(Entries shown)
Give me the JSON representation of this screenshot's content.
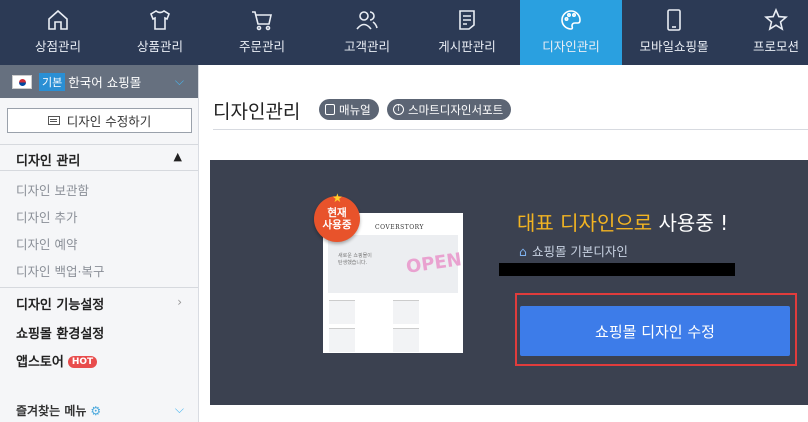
{
  "topnav": {
    "items": [
      {
        "label": "상점관리",
        "icon": "home-icon"
      },
      {
        "label": "상품관리",
        "icon": "shirt-icon"
      },
      {
        "label": "주문관리",
        "icon": "cart-icon"
      },
      {
        "label": "고객관리",
        "icon": "users-icon"
      },
      {
        "label": "게시판관리",
        "icon": "document-icon"
      },
      {
        "label": "디자인관리",
        "icon": "palette-icon",
        "active": true
      },
      {
        "label": "모바일쇼핑몰",
        "icon": "mobile-icon"
      },
      {
        "label": "프로모션",
        "icon": "star-icon"
      }
    ],
    "active_color": "#2aa0e0",
    "bg_color": "#2c3a55"
  },
  "sidebar": {
    "shop_select": {
      "badge": "기본",
      "label": "한국어 쇼핑몰"
    },
    "edit_design_button": "디자인 수정하기",
    "section_title": "디자인 관리",
    "sub_items": [
      "디자인 보관함",
      "디자인 추가",
      "디자인 예약",
      "디자인 백업·복구"
    ],
    "links": [
      {
        "label": "디자인 기능설정"
      },
      {
        "label": "쇼핑몰 환경설정"
      },
      {
        "label": "앱스토어",
        "badge": "HOT"
      }
    ],
    "favorites": "즐겨찾는 메뉴"
  },
  "main": {
    "title": "디자인관리",
    "manual_button": "매뉴얼",
    "support_button": "스마트디자인서포트",
    "current_badge": [
      "현재",
      "사용중"
    ],
    "headline_accent": "대표 디자인으로",
    "headline_rest": " 사용중 !",
    "shop_design_name": "쇼핑몰 기본디자인",
    "edit_cta": "쇼핑몰 디자인 수정",
    "thumbnail": {
      "brand": "COVERSTORY",
      "hero_text": [
        "새로운 쇼핑몰이",
        "탄생했습니다."
      ],
      "hero_art": "OPEN"
    }
  }
}
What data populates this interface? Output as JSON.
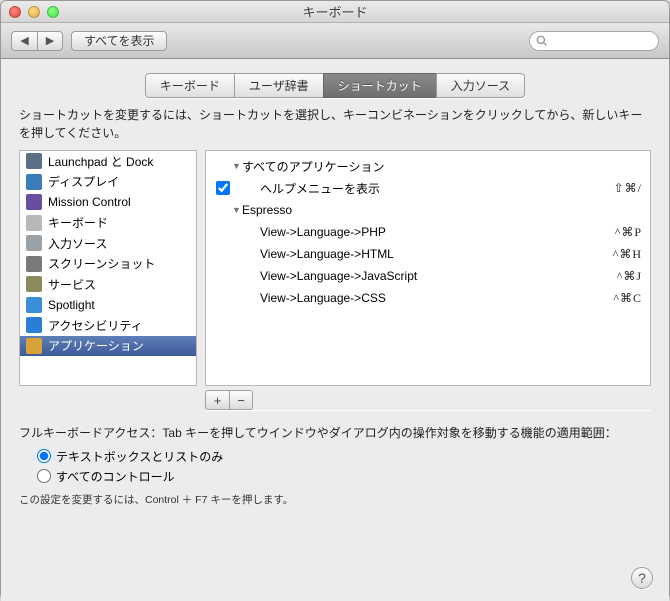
{
  "window": {
    "title": "キーボード"
  },
  "toolbar": {
    "back": "◀",
    "forward": "▶",
    "show_all": "すべてを表示",
    "search_placeholder": ""
  },
  "tabs": [
    {
      "label": "キーボード",
      "active": false
    },
    {
      "label": "ユーザ辞書",
      "active": false
    },
    {
      "label": "ショートカット",
      "active": true
    },
    {
      "label": "入力ソース",
      "active": false
    }
  ],
  "instruction": "ショートカットを変更するには、ショートカットを選択し、キーコンビネーションをクリックしてから、新しいキーを押してください。",
  "sidebar": [
    {
      "label": "Launchpad と Dock",
      "icon": "#5b6f86"
    },
    {
      "label": "ディスプレイ",
      "icon": "#3a7db8"
    },
    {
      "label": "Mission Control",
      "icon": "#6a4da0"
    },
    {
      "label": "キーボード",
      "icon": "#b8b8b8"
    },
    {
      "label": "入力ソース",
      "icon": "#9aa0a6"
    },
    {
      "label": "スクリーンショット",
      "icon": "#7a7a7a"
    },
    {
      "label": "サービス",
      "icon": "#8a8a5a"
    },
    {
      "label": "Spotlight",
      "icon": "#3a8fd8"
    },
    {
      "label": "アクセシビリティ",
      "icon": "#2a7ed8"
    },
    {
      "label": "アプリケーション",
      "icon": "#d8a23a",
      "selected": true
    }
  ],
  "shortcuts": {
    "groups": [
      {
        "name": "すべてのアプリケーション",
        "items": [
          {
            "label": "ヘルプメニューを表示",
            "keys": "⇧⌘/",
            "checked": true
          }
        ]
      },
      {
        "name": "Espresso",
        "items": [
          {
            "label": "View->Language->PHP",
            "keys": "^⌘P"
          },
          {
            "label": "View->Language->HTML",
            "keys": "^⌘H"
          },
          {
            "label": "View->Language->JavaScript",
            "keys": "^⌘J"
          },
          {
            "label": "View->Language->CSS",
            "keys": "^⌘C"
          }
        ]
      }
    ]
  },
  "buttons": {
    "add": "+",
    "remove": "−"
  },
  "full_keyboard": {
    "text": "フルキーボードアクセス：Tab キーを押してウインドウやダイアログ内の操作対象を移動する機能の適用範囲：",
    "options": [
      {
        "label": "テキストボックスとリストのみ",
        "checked": true
      },
      {
        "label": "すべてのコントロール",
        "checked": false
      }
    ],
    "hint": "この設定を変更するには、Control ＋ F7 キーを押します。"
  },
  "help": "?"
}
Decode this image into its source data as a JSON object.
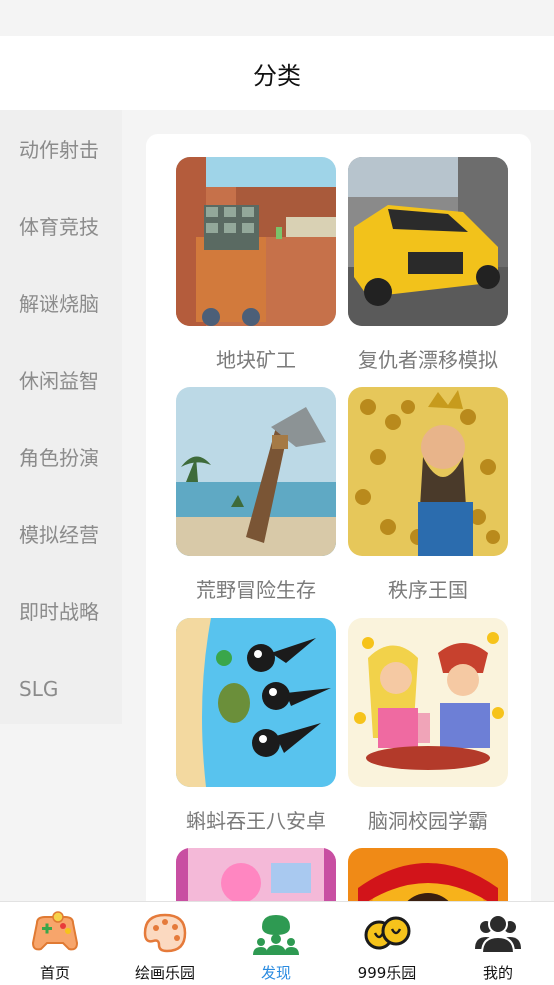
{
  "header": {
    "title": "分类"
  },
  "sidebar": {
    "items": [
      {
        "label": "动作射击"
      },
      {
        "label": "体育竞技"
      },
      {
        "label": "解谜烧脑"
      },
      {
        "label": "休闲益智"
      },
      {
        "label": "角色扮演"
      },
      {
        "label": "模拟经营"
      },
      {
        "label": "即时战略"
      },
      {
        "label": "SLG"
      }
    ]
  },
  "games": [
    {
      "name": "地块矿工"
    },
    {
      "name": "复仇者漂移模拟"
    },
    {
      "name": "荒野冒险生存"
    },
    {
      "name": "秩序王国"
    },
    {
      "name": "蝌蚪吞王八安卓"
    },
    {
      "name": "脑洞校园学霸"
    }
  ],
  "tabbar": {
    "items": [
      {
        "label": "首页",
        "icon": "gamepad-icon"
      },
      {
        "label": "绘画乐园",
        "icon": "palette-icon"
      },
      {
        "label": "发现",
        "icon": "discover-group-icon",
        "active": true
      },
      {
        "label": "999乐园",
        "icon": "coins-icon"
      },
      {
        "label": "我的",
        "icon": "users-icon"
      }
    ]
  },
  "colors": {
    "accent": "#2a8be0",
    "text_muted": "#8b8b8b",
    "tab_active_icon": "#2e9a52"
  }
}
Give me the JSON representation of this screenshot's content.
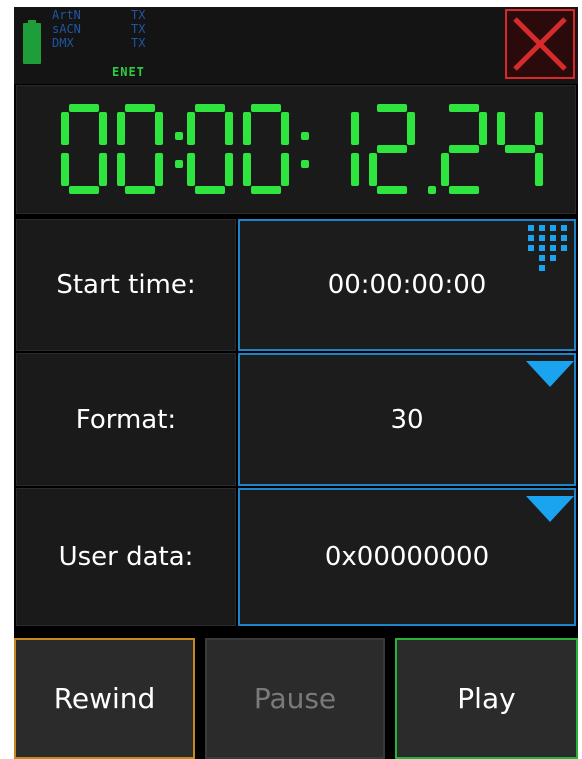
{
  "status": {
    "protocols": [
      {
        "name": "ArtN",
        "state": "TX"
      },
      {
        "name": "sACN",
        "state": "TX"
      },
      {
        "name": "DMX",
        "state": "TX"
      }
    ],
    "network": "ENET",
    "battery_icon": "battery-icon",
    "close_icon": "close-icon"
  },
  "timecode": {
    "display": "00:00:12.24",
    "color": "#2ee43f"
  },
  "rows": [
    {
      "label": "Start time:",
      "value": "00:00:00:00",
      "control_icon": "keypad-icon"
    },
    {
      "label": "Format:",
      "value": "30",
      "control_icon": "dropdown-triangle-icon"
    },
    {
      "label": "User data:",
      "value": "0x00000000",
      "control_icon": "dropdown-triangle-icon"
    }
  ],
  "buttons": {
    "rewind": "Rewind",
    "pause": "Pause",
    "play": "Play"
  },
  "colors": {
    "accent_blue": "#1e86c8",
    "icon_blue": "#1aa3ef",
    "rewind_border": "#c8891c",
    "play_border": "#27b33a",
    "close_red": "#d72b2b"
  }
}
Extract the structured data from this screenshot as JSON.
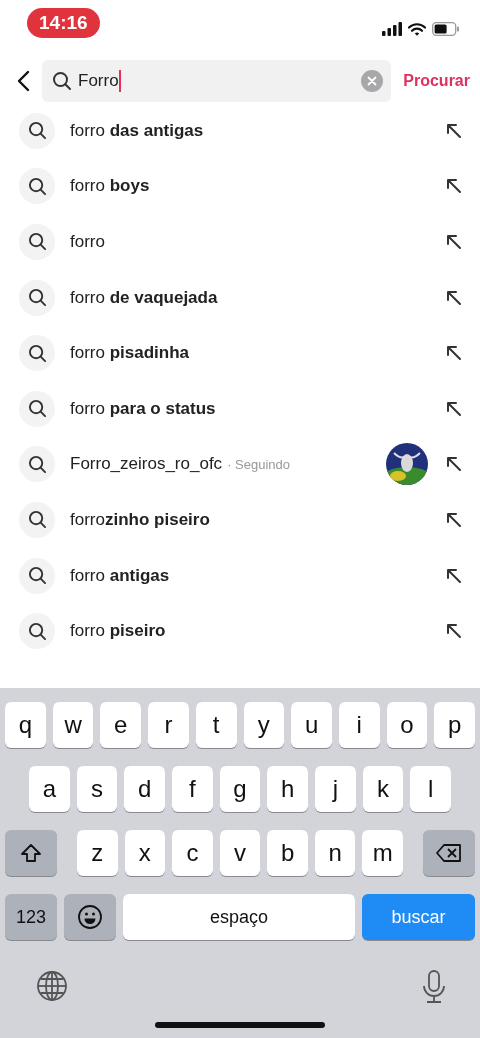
{
  "status_bar": {
    "time": "14:16"
  },
  "search": {
    "value": "Forro",
    "action": "Procurar"
  },
  "suggestions": [
    {
      "kind": "query",
      "text": "forro **das antigas**"
    },
    {
      "kind": "query",
      "text": "forro **boys**"
    },
    {
      "kind": "query",
      "text": "forro"
    },
    {
      "kind": "query",
      "text": "forro **de vaquejada**"
    },
    {
      "kind": "query",
      "text": "forro **pisadinha**"
    },
    {
      "kind": "query",
      "text": "forro **para o status**"
    },
    {
      "kind": "account",
      "text": "Forro_zeiros_ro_ofc",
      "note": "· Seguindo"
    },
    {
      "kind": "query",
      "text": "forro**zinho piseiro**"
    },
    {
      "kind": "query",
      "text": "forro **antigas**"
    },
    {
      "kind": "query",
      "text": "forro **piseiro**"
    }
  ],
  "keyboard": {
    "rows": [
      [
        "q",
        "w",
        "e",
        "r",
        "t",
        "y",
        "u",
        "i",
        "o",
        "p"
      ],
      [
        "a",
        "s",
        "d",
        "f",
        "g",
        "h",
        "j",
        "k",
        "l"
      ],
      [
        "z",
        "x",
        "c",
        "v",
        "b",
        "n",
        "m"
      ]
    ],
    "numbers_key": "123",
    "space_key": "espaço",
    "action_key": "buscar"
  }
}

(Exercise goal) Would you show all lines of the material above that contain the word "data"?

(Result of this exercise)
What data populates this interface? Output as JSON.
Decode this image into its source data as a JSON object.
      "label": "User data:",
Extract the structured data from this screenshot as JSON.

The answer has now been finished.